-- Supplied information follows --

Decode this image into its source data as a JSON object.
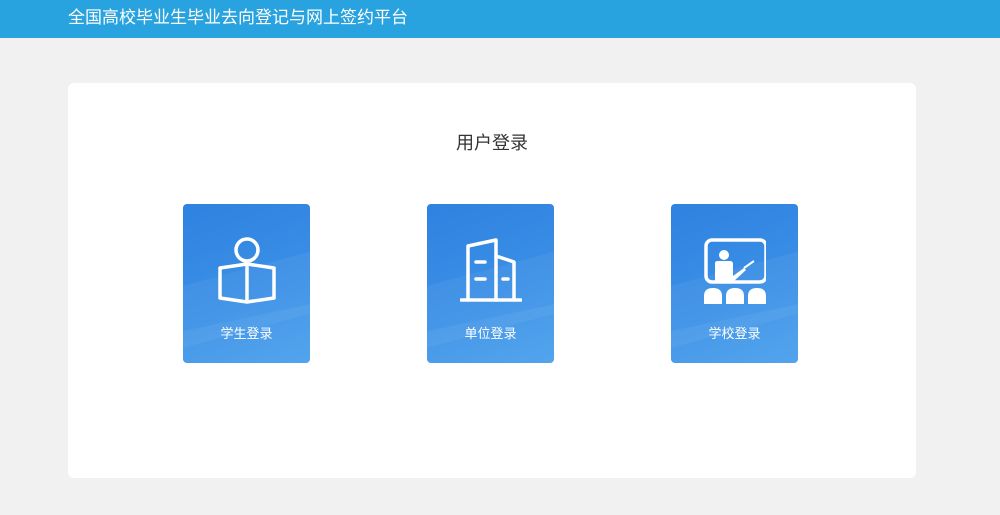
{
  "header": {
    "title": "全国高校毕业生毕业去向登记与网上签约平台",
    "color": "#29a3df"
  },
  "login": {
    "title": "用户登录",
    "options": [
      {
        "label": "学生登录",
        "icon": "student-reading-icon"
      },
      {
        "label": "单位登录",
        "icon": "building-icon"
      },
      {
        "label": "学校登录",
        "icon": "teacher-classroom-icon"
      }
    ]
  }
}
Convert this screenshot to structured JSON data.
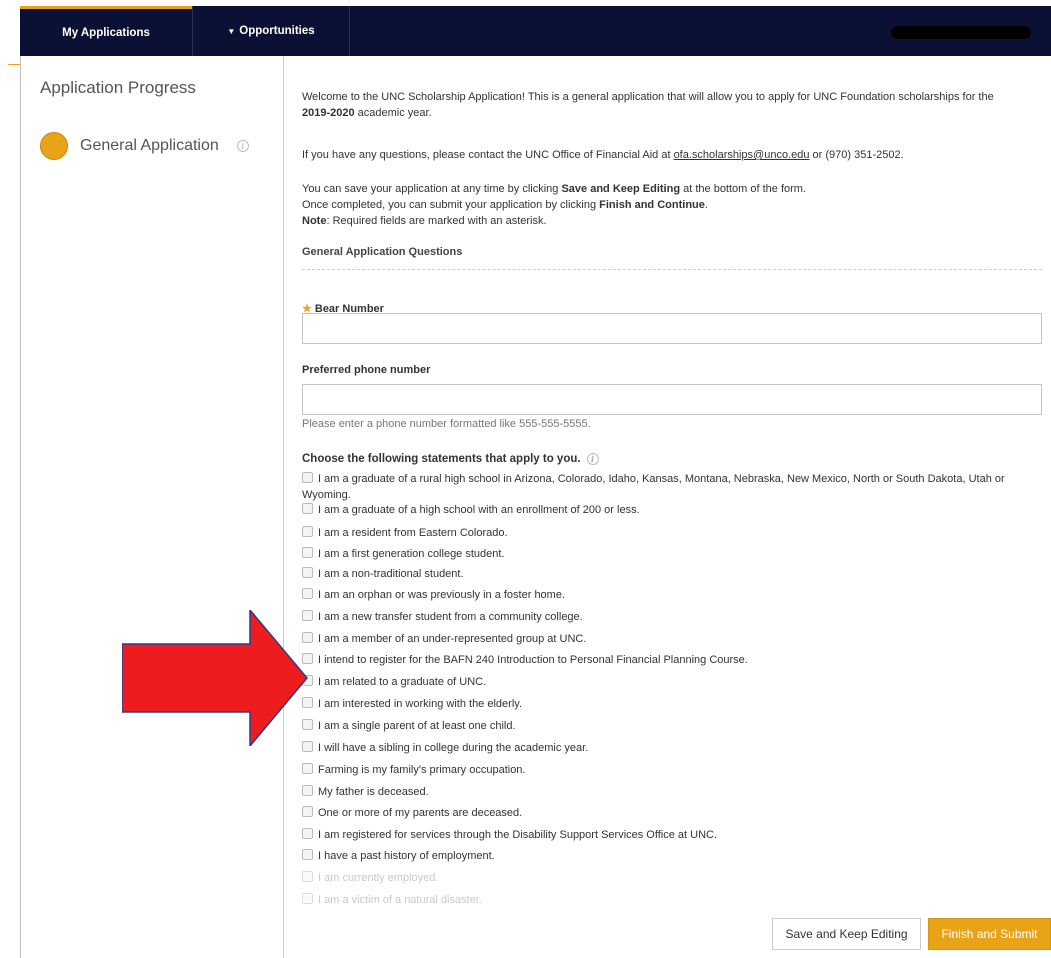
{
  "nav": {
    "tab_my_applications": "My Applications",
    "tab_opportunities": "Opportunities"
  },
  "sidebar": {
    "heading": "Application Progress",
    "step_label": "General Application"
  },
  "intro": {
    "line1_a": "Welcome to the UNC Scholarship Application! This is a general application that will allow you to apply for UNC Foundation scholarships for the ",
    "line1_year": "2019-2020",
    "line1_b": " academic year.",
    "contact_a": "If you have any questions, please contact the UNC Office of Financial Aid at ",
    "contact_email": "ofa.scholarships@unco.edu",
    "contact_b": " or (970) 351-2502.",
    "save_a": "You can save your application at any time by clicking ",
    "save_bold": "Save and Keep Editing",
    "save_b": " at the bottom of the form.",
    "submit_a": "Once completed, you can submit your application by clicking ",
    "submit_bold": "Finish and Continue",
    "submit_b": ".",
    "note_bold": "Note",
    "note_text": ": Required fields are marked with an asterisk."
  },
  "section_title": "General Application Questions",
  "fields": {
    "bear_label": "Bear Number",
    "phone_label": "Preferred phone number",
    "phone_hint": "Please enter a phone number formatted like 555-555-5555."
  },
  "choose_label": "Choose the following statements that apply to you.",
  "options": [
    "I am a graduate of a rural high school in Arizona, Colorado, Idaho, Kansas, Montana, Nebraska, New Mexico, North or South Dakota, Utah or Wyoming.",
    "I am a graduate of a high school with an enrollment of 200 or less.",
    "I am a resident from Eastern Colorado.",
    "I am a first generation college student.",
    "I am a non-traditional student.",
    "I am an orphan or was previously in a foster home.",
    "I am a new transfer student from a community college.",
    "I am a member of an under-represented group at UNC.",
    "I intend to register for the BAFN 240 Introduction to Personal Financial Planning Course.",
    "I am related to a graduate of UNC.",
    "I am interested in working with the elderly.",
    "I am a single parent of at least one child.",
    "I will have a sibling in college during the academic year.",
    "Farming is my family's primary occupation.",
    "My father is deceased.",
    "One or more of my parents are deceased.",
    "I am registered for services through the Disability Support Services Office at UNC.",
    "I have a past history of employment.",
    "I am currently employed.",
    "I am a victim of a natural disaster."
  ],
  "buttons": {
    "save": "Save and Keep Editing",
    "finish": "Finish and Submit"
  },
  "colors": {
    "nav_bg": "#0b1134",
    "accent": "#e8a317",
    "arrow": "#ee1c1c"
  }
}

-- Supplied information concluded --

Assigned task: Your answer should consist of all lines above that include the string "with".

Answer below:
    "note_text": ": Required fields are marked with an asterisk."
    "I am a graduate of a high school with an enrollment of 200 or less.",
    "I am interested in working with the elderly.",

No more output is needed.